*Data section*:

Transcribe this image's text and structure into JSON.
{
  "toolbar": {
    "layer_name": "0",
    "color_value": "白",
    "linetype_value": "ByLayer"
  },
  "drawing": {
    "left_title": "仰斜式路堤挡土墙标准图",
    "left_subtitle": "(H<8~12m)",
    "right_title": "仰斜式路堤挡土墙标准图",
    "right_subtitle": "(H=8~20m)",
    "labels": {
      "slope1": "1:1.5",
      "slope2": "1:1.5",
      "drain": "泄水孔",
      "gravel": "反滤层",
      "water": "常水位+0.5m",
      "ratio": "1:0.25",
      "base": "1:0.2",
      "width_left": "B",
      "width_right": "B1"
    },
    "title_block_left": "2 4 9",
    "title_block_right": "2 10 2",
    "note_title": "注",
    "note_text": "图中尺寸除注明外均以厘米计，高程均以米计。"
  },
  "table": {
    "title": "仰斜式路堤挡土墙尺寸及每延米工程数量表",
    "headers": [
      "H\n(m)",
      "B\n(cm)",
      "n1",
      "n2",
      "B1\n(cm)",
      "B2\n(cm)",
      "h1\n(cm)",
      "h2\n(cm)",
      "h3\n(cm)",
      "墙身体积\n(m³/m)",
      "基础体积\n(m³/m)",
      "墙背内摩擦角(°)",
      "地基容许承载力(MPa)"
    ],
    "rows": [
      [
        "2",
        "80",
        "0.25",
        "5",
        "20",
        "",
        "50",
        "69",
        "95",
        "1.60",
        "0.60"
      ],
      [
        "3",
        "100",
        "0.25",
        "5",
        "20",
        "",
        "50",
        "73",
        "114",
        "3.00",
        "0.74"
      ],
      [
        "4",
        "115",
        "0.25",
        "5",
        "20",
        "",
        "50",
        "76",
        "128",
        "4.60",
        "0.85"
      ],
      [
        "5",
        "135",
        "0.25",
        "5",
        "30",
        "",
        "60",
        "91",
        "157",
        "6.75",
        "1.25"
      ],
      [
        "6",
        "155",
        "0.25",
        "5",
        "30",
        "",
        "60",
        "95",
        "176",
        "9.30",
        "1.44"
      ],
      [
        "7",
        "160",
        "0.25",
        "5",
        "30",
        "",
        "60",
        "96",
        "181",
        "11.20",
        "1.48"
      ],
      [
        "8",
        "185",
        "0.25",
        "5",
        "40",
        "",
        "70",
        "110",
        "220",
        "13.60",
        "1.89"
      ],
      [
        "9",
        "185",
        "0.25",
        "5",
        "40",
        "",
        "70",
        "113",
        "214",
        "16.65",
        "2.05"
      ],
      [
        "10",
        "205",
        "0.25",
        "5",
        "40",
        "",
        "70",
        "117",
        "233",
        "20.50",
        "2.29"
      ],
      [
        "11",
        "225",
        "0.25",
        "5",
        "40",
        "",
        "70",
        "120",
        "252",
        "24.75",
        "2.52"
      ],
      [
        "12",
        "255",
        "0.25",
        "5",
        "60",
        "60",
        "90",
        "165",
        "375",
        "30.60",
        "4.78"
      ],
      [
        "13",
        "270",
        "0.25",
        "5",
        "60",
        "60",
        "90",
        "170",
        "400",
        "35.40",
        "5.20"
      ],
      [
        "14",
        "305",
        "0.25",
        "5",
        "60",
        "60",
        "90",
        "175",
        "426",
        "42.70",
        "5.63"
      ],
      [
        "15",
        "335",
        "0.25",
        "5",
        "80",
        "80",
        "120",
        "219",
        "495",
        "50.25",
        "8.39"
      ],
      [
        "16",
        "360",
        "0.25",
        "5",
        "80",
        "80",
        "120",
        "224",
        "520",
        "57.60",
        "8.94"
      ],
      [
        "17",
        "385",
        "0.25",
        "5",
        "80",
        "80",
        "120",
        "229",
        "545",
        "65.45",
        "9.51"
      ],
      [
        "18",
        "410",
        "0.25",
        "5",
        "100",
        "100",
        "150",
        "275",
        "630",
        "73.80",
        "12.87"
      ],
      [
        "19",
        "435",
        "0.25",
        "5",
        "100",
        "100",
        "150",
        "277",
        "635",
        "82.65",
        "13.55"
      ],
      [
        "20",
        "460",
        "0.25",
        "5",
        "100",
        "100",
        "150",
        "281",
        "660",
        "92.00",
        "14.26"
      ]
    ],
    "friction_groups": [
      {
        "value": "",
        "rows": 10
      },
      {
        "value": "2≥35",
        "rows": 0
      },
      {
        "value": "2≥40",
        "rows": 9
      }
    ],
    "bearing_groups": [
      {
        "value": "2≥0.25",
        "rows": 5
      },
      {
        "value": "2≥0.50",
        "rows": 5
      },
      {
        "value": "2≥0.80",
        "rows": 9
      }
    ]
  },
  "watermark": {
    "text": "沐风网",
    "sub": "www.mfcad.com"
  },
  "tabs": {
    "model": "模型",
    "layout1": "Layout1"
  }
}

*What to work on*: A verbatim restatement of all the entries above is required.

*Written response*:
Transcribe this image's text and structure into JSON.
{
  "toolbar": {
    "layer_name": "0",
    "color_value": "白",
    "linetype_value": "ByLayer"
  },
  "drawing": {
    "left_title": "仰斜式路堤挡土墙标准图",
    "left_subtitle": "(H<8~12m)",
    "right_title": "仰斜式路堤挡土墙标准图",
    "right_subtitle": "(H=8~20m)",
    "labels": {
      "slope1": "1:1.5",
      "slope2": "1:1.5",
      "drain": "泄水孔",
      "gravel": "反滤层",
      "water": "常水位+0.5m",
      "ratio": "1:0.25",
      "base": "1:0.2",
      "width_left": "B",
      "width_right": "B1"
    },
    "title_block_left": "2 4 9",
    "title_block_right": "2 10 2",
    "note_title": "注",
    "note_text": "图中尺寸除注明外均以厘米计，高程均以米计。"
  },
  "table": {
    "title": "仰斜式路堤挡土墙尺寸及每延米工程数量表",
    "headers": [
      "H\n(m)",
      "B\n(cm)",
      "n1",
      "n2",
      "B1\n(cm)",
      "B2\n(cm)",
      "h1\n(cm)",
      "h2\n(cm)",
      "h3\n(cm)",
      "墙身体积\n(m³/m)",
      "基础体积\n(m³/m)",
      "墙背内摩擦角(°)",
      "地基容许承载力(MPa)"
    ],
    "rows": [
      [
        "2",
        "80",
        "0.25",
        "5",
        "20",
        "",
        "50",
        "69",
        "95",
        "1.60",
        "0.60"
      ],
      [
        "3",
        "100",
        "0.25",
        "5",
        "20",
        "",
        "50",
        "73",
        "114",
        "3.00",
        "0.74"
      ],
      [
        "4",
        "115",
        "0.25",
        "5",
        "20",
        "",
        "50",
        "76",
        "128",
        "4.60",
        "0.85"
      ],
      [
        "5",
        "135",
        "0.25",
        "5",
        "30",
        "",
        "60",
        "91",
        "157",
        "6.75",
        "1.25"
      ],
      [
        "6",
        "155",
        "0.25",
        "5",
        "30",
        "",
        "60",
        "95",
        "176",
        "9.30",
        "1.44"
      ],
      [
        "7",
        "160",
        "0.25",
        "5",
        "30",
        "",
        "60",
        "96",
        "181",
        "11.20",
        "1.48"
      ],
      [
        "8",
        "185",
        "0.25",
        "5",
        "40",
        "",
        "70",
        "110",
        "220",
        "13.60",
        "1.89"
      ],
      [
        "9",
        "185",
        "0.25",
        "5",
        "40",
        "",
        "70",
        "113",
        "214",
        "16.65",
        "2.05"
      ],
      [
        "10",
        "205",
        "0.25",
        "5",
        "40",
        "",
        "70",
        "117",
        "233",
        "20.50",
        "2.29"
      ],
      [
        "11",
        "225",
        "0.25",
        "5",
        "40",
        "",
        "70",
        "120",
        "252",
        "24.75",
        "2.52"
      ],
      [
        "12",
        "255",
        "0.25",
        "5",
        "60",
        "60",
        "90",
        "165",
        "375",
        "30.60",
        "4.78"
      ],
      [
        "13",
        "270",
        "0.25",
        "5",
        "60",
        "60",
        "90",
        "170",
        "400",
        "35.40",
        "5.20"
      ],
      [
        "14",
        "305",
        "0.25",
        "5",
        "60",
        "60",
        "90",
        "175",
        "426",
        "42.70",
        "5.63"
      ],
      [
        "15",
        "335",
        "0.25",
        "5",
        "80",
        "80",
        "120",
        "219",
        "495",
        "50.25",
        "8.39"
      ],
      [
        "16",
        "360",
        "0.25",
        "5",
        "80",
        "80",
        "120",
        "224",
        "520",
        "57.60",
        "8.94"
      ],
      [
        "17",
        "385",
        "0.25",
        "5",
        "80",
        "80",
        "120",
        "229",
        "545",
        "65.45",
        "9.51"
      ],
      [
        "18",
        "410",
        "0.25",
        "5",
        "100",
        "100",
        "150",
        "275",
        "630",
        "73.80",
        "12.87"
      ],
      [
        "19",
        "435",
        "0.25",
        "5",
        "100",
        "100",
        "150",
        "277",
        "635",
        "82.65",
        "13.55"
      ],
      [
        "20",
        "460",
        "0.25",
        "5",
        "100",
        "100",
        "150",
        "281",
        "660",
        "92.00",
        "14.26"
      ]
    ],
    "friction_groups": [
      {
        "value": "",
        "rows": 10
      },
      {
        "value": "2≥35",
        "rows": 0
      },
      {
        "value": "2≥40",
        "rows": 9
      }
    ],
    "bearing_groups": [
      {
        "value": "2≥0.25",
        "rows": 5
      },
      {
        "value": "2≥0.50",
        "rows": 5
      },
      {
        "value": "2≥0.80",
        "rows": 9
      }
    ]
  },
  "watermark": {
    "text": "沐风网",
    "sub": "www.mfcad.com"
  },
  "tabs": {
    "model": "模型",
    "layout1": "Layout1"
  }
}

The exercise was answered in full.